After parking his Gainesville Police vehicle in the grass, Officer Derek Evatt surveyed the Friday rush hour traffic on E.E. Butler Parkway out of Gainesville. His gaze shifted almost robotically as each car passed, checking the hands of every driver for a cellphone.
“Normally we’d come out here and sit and it didn’t matter. We would always see somebody, phone in hand, texting right in front of us and not even thinking about it,” Evatt said.
Crackdown on callers
*Department of Public Safety: 179 citations and 795 warnings from July 1-4
Georgia State Patrol Post 6 (Banks, Hall and White counties): 4 citations and 6 warnings from July 1-4
Hall County Sheriff’s Office (estimates): 4 citations, 75-80 warnings from July 1-6
**Gainesville Police: 46 citations/warnings from July 1-6
*includes Georgia State Patrol, Capitol Police and Motor Carrier Compliance Division
**Gainesville Police did not disclose a breakdown between citations and warnings
Since the hands-free phone law took effect Sunday, July 1, Gainesville Police Cpl. Jessica Van said there have been 46 citations and warnings from the department.
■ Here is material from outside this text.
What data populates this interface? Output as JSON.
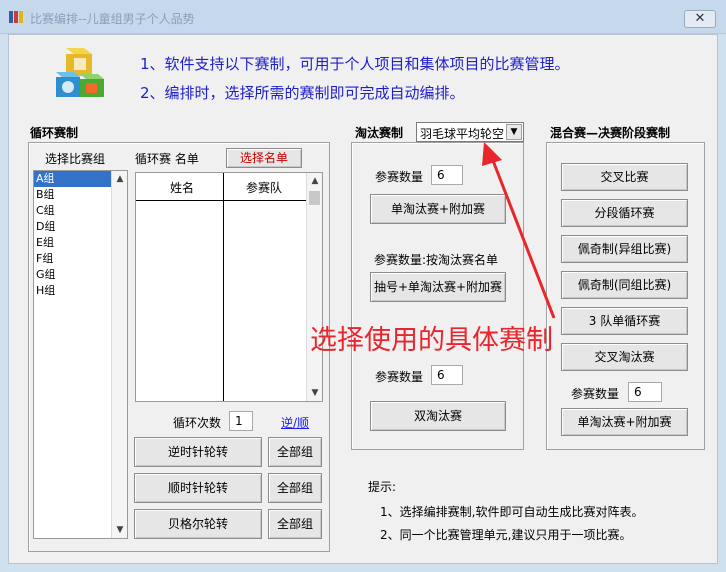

Van did not disclose the breakdown between citations and warnings.
As a result, Evatt said he has seen fewer people with cellphones in their hands while driving, but not everyone is on the same page yet.
In an hour of driving around Gainesville, Evatt found three drivers violating the hands-free law and issued warnings to all three. Each scenario was different.
One person was parked in a turn lane outside of Free Chapel and texting. Another was changing the music with the phone in hand, and the third was holding the phone to look at the navigational map.
“It’s a habit to break, and we understand that. I found myself doing it a couple times,” Evatt said.
At the Hall County Sheriff’s Office, Sgt. Todd Casper estimated he gets 30 calls a day from people looking to understand the dos and don’ts of the new law.
“Most cases where the driver is just holding their cellphone and talking, we’re just pulling people over and writing them warnings right now,” he said. He estimated four citations were issued this week because the driver was also texting.
Casper gave a ballpark estimate of at least 75-80 warnings this week regarding the hands-free law. He described one situation where a driver at a traffic light was talking on the phone. An officer admonished the driver through the open window.
“They put their phone down and drove off. (They) came up to the next light and there they were, talking on their phone again,” Casper said.
Casper said the Sheriff’s Office is looking at potentially 60-90 days of warnings while people get educated on the new law.
The law requires that drivers may not hold or support a cellphone with any part of their body, and drivers cannot “write, send, or read any text-based communications.”
Music apps are still allowed, but the driver must activate them when parked.
“Speaking with Walmart employees, the managers told me that they are having problems keeping Bluetooths stocked. The headsets are just flying off the shelves,” Evatt said.